Written by Dr. Travis L. Martin, First-Year Courses Administrator, Director of the Kentucky Center for Veterans Studies, Faculty Innovator-in-Residence, Eastern Kentucky University
The Benefits of Using Perusall in a First-Year Seminar Course
Do you run a large department or another academic program? Are you looking to achieve greater consistency in the content taught across your course sections? What if you could do this while reinforcing student learning and retention of knowledge? Perusall can help with all these things… and more.
Among other roles, I am my school’s first-year courses administrator. Our office designs freshmen seminars for in-person, online, and hybrid environments, supporting the needs of faculty in 120+ courses housed in seven different colleges or academic units. I design the freshman seminar’s curriculum and help those instructors tasked with teaching it.
Our vice president for student success once asked me to “be a bridge between faculty and staff.” I quickly realized what he meant. Our instructors range from academic advisors to tenure track faculty, to university leaders and student support staff. Our 16-week seminars teach everything from study strategies to curricular requirements, to teambuilding, to tech skills, to financial literacy, and to interpersonal violence prevention.
We also have a number of internal and external stakeholders who compete for time in our courses. There’s a whole slate of guest presenters. They want our freshmen to be successful. They want them to know about our amazing people, places, and programs. And we are among the few programs on campus that get face-time with every incoming student.
Course designs are important, but if I am being honest, it is the personal bonds that our students build with their seminar instructors that have the greatest impact on their chances of making it to graduation. We want to maximize the time our instructors have to bond with their students, learn about their varied issues, and teach them how to solve problems using campus resources. And we need to do this while ensuring state and university-mandated content makes it into every course.
Flipping our seminar classrooms with Perusall gave our instructors more time while reinforcing student learning and accomplishing our mission.
To learn more, register for a Perusall webinar and see how Perusall can save you time while helping student engagement and retention.
After deciding to move our first-year seminar textbook to Perusall, it took several months of consensus-building meetings, designing and redesigning modules, and preparing the course to deliver a good portion of its content through our favorite social e-reader.
A few years later, I can single-handedly prep 120+ instructors’ courses to operate with Perusall without them clicking a button. Here is how it works. Each year, I
- Send the year’s custom textbook edits to our publisher, who then provides the next edition to the team at Perusall;
- Use the textbook to create assignments with preloaded questions and evaluation criteria;
- Revise the corresponding prompts that are preloaded alongside the learning management system’s links to the Perusall platform;
- Open Perusall from within each instructor’s course and copy everything – the textbook, assignments, and grading criteria – with two clicks and an access code; and,
- Finally, ensure that our students get information about how to access their Perusall textbook in new student orientations, their syllabi, and the course itself.

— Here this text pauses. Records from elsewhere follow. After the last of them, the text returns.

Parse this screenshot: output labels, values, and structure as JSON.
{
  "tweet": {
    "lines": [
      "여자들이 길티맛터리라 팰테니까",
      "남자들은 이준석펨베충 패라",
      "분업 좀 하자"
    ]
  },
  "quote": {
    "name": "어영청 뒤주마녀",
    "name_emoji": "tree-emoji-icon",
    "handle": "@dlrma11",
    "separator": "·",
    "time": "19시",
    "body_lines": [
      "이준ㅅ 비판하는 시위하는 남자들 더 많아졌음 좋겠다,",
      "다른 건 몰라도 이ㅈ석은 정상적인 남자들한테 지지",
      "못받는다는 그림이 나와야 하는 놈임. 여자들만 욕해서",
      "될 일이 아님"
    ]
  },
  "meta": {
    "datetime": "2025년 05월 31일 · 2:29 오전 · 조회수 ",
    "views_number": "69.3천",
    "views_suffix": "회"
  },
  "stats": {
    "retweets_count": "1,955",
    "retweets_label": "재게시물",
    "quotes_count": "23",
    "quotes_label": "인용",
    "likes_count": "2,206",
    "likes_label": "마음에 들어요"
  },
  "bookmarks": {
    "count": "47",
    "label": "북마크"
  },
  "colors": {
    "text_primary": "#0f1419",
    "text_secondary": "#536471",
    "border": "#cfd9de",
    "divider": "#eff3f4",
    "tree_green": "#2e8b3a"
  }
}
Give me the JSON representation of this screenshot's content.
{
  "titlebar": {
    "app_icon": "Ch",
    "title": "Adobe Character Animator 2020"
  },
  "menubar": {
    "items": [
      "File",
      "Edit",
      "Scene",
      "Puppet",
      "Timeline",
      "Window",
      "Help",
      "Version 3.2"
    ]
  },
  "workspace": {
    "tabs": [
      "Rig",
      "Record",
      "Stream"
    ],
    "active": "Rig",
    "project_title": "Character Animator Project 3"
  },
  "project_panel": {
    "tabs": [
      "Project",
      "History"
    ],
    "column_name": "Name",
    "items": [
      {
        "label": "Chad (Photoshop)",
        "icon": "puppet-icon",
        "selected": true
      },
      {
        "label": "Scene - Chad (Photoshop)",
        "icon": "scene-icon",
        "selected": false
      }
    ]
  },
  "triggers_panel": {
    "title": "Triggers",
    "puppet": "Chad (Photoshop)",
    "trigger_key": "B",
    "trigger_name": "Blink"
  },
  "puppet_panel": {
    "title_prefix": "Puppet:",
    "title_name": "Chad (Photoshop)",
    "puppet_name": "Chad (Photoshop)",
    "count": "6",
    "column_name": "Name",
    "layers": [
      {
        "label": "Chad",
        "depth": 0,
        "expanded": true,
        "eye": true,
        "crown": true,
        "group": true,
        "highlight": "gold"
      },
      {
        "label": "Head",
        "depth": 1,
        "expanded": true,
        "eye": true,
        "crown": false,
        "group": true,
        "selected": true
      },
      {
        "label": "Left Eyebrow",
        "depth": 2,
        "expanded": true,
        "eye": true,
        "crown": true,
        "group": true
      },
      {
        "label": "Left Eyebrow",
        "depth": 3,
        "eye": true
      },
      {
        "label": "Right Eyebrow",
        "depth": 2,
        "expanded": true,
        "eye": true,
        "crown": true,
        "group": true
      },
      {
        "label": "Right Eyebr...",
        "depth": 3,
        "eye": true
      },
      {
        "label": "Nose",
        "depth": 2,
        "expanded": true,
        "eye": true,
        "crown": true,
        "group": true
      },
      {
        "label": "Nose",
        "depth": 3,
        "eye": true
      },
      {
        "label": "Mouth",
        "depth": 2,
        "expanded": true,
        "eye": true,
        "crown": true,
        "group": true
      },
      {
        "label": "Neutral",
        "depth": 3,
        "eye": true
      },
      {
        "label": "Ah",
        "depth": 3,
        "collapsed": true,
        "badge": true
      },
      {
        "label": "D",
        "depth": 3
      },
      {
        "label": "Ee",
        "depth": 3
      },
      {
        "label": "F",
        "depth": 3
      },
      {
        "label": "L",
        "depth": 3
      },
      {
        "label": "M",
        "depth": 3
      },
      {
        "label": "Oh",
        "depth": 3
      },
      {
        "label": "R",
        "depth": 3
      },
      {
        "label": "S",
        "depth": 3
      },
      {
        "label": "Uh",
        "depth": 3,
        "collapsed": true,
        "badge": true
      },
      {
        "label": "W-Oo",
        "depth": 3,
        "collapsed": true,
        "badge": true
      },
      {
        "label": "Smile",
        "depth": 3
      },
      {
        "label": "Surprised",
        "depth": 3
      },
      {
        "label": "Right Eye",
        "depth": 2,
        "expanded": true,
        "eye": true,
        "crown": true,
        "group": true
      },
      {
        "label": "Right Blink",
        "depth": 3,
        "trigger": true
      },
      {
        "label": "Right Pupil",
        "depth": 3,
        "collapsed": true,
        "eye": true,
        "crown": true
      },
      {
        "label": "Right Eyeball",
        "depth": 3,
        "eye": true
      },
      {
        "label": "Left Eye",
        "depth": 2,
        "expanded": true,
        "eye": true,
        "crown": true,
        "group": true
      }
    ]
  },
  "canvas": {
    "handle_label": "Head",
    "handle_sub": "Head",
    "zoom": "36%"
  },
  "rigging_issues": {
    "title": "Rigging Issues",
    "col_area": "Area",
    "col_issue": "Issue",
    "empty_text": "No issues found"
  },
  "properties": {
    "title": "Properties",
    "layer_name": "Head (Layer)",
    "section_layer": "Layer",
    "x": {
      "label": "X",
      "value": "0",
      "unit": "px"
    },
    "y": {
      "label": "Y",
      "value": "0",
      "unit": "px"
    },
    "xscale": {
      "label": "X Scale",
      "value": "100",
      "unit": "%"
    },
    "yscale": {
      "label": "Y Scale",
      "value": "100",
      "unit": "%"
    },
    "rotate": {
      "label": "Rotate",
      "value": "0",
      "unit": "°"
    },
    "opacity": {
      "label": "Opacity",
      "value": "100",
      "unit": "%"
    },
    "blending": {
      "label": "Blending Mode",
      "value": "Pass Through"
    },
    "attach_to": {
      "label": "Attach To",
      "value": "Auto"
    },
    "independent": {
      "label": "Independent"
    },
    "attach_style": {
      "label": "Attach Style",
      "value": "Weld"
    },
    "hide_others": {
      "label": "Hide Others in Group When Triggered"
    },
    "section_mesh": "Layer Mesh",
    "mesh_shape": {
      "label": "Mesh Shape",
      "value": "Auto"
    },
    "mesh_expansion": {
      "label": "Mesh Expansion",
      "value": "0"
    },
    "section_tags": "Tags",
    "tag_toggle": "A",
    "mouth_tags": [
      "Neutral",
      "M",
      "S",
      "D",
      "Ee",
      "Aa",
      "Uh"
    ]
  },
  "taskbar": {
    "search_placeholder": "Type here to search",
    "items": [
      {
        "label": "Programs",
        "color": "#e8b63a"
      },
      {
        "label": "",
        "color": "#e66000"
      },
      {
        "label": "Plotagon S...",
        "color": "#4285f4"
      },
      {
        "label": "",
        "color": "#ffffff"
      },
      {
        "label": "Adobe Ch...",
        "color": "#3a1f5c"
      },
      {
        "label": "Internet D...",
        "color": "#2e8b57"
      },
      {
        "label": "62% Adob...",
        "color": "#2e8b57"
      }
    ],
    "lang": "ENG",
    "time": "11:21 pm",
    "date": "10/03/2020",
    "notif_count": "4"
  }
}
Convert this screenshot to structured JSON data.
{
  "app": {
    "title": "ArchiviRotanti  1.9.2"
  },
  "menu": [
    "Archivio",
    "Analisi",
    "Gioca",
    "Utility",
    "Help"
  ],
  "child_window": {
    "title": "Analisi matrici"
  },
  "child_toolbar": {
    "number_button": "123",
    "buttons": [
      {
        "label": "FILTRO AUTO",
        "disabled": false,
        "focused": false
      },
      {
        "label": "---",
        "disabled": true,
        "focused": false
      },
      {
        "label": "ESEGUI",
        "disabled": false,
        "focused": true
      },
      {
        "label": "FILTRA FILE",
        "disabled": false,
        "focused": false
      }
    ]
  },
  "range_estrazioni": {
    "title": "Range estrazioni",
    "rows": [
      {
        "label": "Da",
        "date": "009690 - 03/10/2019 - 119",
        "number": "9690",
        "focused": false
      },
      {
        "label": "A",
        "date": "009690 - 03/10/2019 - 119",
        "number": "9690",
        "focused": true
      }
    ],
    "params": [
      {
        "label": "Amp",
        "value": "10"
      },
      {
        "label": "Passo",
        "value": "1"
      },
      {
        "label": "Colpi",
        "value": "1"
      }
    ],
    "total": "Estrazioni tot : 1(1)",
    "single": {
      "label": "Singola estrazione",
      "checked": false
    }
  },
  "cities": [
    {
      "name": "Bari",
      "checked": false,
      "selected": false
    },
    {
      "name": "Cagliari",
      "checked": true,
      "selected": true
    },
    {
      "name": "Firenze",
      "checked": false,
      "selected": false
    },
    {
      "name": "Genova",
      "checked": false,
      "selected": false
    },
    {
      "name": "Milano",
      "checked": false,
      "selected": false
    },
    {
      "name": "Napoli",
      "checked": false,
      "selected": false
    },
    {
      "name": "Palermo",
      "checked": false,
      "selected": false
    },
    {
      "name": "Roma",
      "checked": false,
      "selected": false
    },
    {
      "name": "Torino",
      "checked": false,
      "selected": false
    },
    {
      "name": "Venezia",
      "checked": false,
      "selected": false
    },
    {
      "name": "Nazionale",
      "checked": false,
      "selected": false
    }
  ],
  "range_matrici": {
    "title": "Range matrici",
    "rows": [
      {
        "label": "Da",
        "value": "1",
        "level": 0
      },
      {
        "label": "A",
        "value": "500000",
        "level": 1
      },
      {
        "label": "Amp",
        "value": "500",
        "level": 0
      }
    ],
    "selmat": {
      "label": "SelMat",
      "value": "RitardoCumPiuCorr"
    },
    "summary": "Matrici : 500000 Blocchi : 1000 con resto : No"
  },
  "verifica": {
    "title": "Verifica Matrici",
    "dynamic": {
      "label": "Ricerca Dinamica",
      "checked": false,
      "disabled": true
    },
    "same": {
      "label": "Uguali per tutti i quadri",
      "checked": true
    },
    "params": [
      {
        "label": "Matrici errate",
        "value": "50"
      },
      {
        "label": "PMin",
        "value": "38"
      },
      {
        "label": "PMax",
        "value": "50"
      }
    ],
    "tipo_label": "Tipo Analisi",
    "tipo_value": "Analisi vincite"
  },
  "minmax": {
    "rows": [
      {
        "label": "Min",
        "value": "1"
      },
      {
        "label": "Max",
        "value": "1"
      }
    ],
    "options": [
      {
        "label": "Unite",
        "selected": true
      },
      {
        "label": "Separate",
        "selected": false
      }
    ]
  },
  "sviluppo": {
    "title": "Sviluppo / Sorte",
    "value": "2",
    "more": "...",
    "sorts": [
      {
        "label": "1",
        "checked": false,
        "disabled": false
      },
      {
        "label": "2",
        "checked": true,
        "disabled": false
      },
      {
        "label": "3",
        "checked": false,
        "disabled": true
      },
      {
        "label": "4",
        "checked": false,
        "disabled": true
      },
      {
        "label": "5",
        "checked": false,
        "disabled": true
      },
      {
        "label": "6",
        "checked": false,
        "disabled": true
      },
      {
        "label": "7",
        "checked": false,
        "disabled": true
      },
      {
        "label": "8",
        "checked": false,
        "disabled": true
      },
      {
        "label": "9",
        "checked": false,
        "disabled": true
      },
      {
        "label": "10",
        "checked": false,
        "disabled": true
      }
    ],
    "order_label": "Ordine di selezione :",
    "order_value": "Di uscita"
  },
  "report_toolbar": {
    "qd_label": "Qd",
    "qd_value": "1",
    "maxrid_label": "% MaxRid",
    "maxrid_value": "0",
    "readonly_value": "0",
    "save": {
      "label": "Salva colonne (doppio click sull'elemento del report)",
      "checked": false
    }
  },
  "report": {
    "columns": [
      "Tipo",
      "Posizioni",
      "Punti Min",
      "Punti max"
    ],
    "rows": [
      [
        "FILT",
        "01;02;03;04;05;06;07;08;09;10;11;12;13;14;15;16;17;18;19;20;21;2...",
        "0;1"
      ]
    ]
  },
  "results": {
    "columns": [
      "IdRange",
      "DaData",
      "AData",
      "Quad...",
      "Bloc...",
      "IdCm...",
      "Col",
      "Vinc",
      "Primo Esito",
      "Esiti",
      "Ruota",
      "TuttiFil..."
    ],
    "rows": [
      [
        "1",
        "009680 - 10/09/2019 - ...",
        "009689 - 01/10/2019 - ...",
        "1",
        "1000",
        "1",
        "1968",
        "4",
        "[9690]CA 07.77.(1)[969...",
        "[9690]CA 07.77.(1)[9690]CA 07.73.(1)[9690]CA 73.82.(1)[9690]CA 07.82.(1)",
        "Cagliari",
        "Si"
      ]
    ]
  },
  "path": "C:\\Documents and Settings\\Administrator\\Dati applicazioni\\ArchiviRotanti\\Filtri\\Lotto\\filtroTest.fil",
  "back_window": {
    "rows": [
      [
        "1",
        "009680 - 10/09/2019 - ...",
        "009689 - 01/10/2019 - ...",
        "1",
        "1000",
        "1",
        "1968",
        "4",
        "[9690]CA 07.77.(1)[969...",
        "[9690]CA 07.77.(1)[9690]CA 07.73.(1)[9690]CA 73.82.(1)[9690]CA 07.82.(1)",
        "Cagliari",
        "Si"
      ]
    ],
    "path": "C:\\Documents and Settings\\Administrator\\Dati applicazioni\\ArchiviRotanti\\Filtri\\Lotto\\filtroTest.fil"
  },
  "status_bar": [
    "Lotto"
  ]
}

I can do all of this in about one working day. Students need not worry about access codes because of our first-day delivery program. Instructors worry even less:
- Every student has their textbook, no questions asked.
- No need to worry about copying over the Perusall assignments or setting them up in the grade center - I take care of all that.
- The people at email@example.com are always quick to respond to questions and requests for support from students and instructors alike.
You might ask, “Shouldn’t instructors be setting up their own courses?” Or “What about academic freedom?”
All of our instructors teach first-year seminars in addition to their full-time roles. Each one has a different teaching philosophy. And their rationales for what sorts of content need to be included in a freshman seminar are equal parts valid and germane to their experience, passions, and subject-matter expertise.
We achieve consensus by allowing our instructors to author sections of the textbook and through yearly curriculum meetings. Also, the textbook is only one aspect of the course. Instructors have the freedom to teach that content using my preloaded settings and questions, or to tailor it to their needs. The remaining content can be delivered even more flexibly.
My 8-10 hours each summer gets multiplied by a number equal or greater to the number of instructors who no longer have to put in the labor I do for them. Potentially, thousands of hours are saved in departments and programs and classrooms across the university.
From an administrative perspective, Perusall helps our office achieve greater transparency and consistency. It delivers our content using some of the best knowledge derived from the scholarship of teaching and learning. And, anytime I take a moment to review annotations in the platform, I can tell the students are more engaged with the textbook than ever before. I would say that it is a win-win.